At the risk of contradicting myself, here’s one fine you ought to be conscious of. You need to have a license in order to busk in Singapore. Lack of which you run the risk of a stay at a police station and a hefty fine. If you are thinking about earning some pocket change when visiting Singapore, too bad. That wouldn’t work here. It will get you into trouble too.
24. Be Aware of Scam Hotspots.
Embarrassing as it is for me to say, there are several tourist scam hotspots in Singapore. All deal with electronic and telecommunication products. If you intend to buy such products during your stay, please research trending prices before going. Do not be intimidated in any way and be particularly careful about “compulsory warranties” too. The latter could run into the thousands. Lastly, if you’re threatened in any way, leave the shop immediately and call the police at 999. Take heart that the whole country hates these black sheep. The police would be more than eager to assist you.
25. Don’t Forget to Take Day Trips!

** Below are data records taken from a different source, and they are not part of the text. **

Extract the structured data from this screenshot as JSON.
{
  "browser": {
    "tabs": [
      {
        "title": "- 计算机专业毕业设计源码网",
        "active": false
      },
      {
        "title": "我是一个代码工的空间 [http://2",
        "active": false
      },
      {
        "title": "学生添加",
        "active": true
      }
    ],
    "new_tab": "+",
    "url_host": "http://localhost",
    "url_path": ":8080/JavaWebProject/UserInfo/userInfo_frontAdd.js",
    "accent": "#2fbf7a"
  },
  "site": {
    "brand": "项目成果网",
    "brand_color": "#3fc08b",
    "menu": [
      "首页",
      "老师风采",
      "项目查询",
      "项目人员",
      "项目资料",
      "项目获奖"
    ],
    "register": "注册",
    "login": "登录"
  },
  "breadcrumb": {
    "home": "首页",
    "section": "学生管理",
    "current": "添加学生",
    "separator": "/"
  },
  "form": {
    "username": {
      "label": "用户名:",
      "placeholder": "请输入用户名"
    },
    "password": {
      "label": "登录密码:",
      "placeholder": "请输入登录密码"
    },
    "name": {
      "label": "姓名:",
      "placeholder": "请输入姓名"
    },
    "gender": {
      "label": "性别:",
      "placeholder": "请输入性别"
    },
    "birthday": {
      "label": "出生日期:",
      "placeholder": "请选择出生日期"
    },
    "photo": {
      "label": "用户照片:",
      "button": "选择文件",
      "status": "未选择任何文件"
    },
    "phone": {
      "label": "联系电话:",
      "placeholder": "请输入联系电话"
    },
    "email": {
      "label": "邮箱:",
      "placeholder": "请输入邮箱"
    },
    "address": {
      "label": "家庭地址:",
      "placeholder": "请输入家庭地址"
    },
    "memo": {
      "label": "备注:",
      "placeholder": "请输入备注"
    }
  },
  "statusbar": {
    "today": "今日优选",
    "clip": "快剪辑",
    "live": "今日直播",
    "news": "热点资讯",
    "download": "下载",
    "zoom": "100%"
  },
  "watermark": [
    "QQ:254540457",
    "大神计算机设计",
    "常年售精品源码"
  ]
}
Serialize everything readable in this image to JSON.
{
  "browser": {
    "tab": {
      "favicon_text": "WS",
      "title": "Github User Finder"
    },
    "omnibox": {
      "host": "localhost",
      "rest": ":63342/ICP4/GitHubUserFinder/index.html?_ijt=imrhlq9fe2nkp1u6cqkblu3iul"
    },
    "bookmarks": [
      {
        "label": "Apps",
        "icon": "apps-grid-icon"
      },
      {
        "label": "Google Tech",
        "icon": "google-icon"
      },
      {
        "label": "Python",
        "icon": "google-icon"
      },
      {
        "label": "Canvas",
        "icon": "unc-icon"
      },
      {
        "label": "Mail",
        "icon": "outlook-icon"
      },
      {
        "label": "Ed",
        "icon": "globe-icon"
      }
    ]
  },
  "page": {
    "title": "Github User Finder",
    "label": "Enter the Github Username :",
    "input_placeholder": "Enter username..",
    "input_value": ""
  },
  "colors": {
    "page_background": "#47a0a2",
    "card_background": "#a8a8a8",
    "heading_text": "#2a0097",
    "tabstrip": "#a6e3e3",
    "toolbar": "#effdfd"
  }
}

Singapore has much to offer visitors, despite its small size. In my opinion, you need around ten days to go through all attractions. Two weeks would allow for a more leisurely itinerary.
And if you have more time than that, consider taking some day drips out of the country. Nearby Johor in Malaysia is home to modern attractions like Legoland and Hello Kitty Town. A short ferry ride down south would bring you to the Indonesian resort island of Bintan too. Finally, with a little more time, you could even take an overnight trip to Malacca or Kuala Lumpur in Malaysia. The former, like Singapore, was once part of the British Straits Settlement. Its world heritage sites and idyllic atmosphere would provide for a delightful change from Singapore.
Appendix: Top Places to Visit in Singapore
The following is my personal list of the best tourist attractions in Singapore.
- Marina Bay Area (Inclusive of Marina Bay Sands)
- National Gallery Singapore
- The “Zoos” (Inclusive of The Singapore Zoo, Night Safari, and River Safari. The three are located adjacent to each other)
- Gardens by the Bay
- Universal Studios Singapore
- Chinatown (Including the Buddha Tooth Temple and Sri Mariamman Temple)
- Haw Par Villa
- Haji Lane
- The Botanical Gardens
- Asian Civilisation Museum
Outside of these well-known hotspots, you could also consider visiting these other attractions
- Jurong Bird Park
- Kong Meng San Phor Kark See Monastery or Shuang Lin Temple Complex (For those into Chinese temples)
- St. Andrew’s Cathedral
- National Museum of Singapore
- Thian Hock Keng Temple
- Clarke Quay
- The various attractions of Sentosa Island, such as Fort Siloso
- Little India
- Sultan Mosque
- East Coast Park
- Punggol Waterway
- Coney Island
- Peranakan Museum
- Gillman Barracks
© 2018 Kuan Leong Yong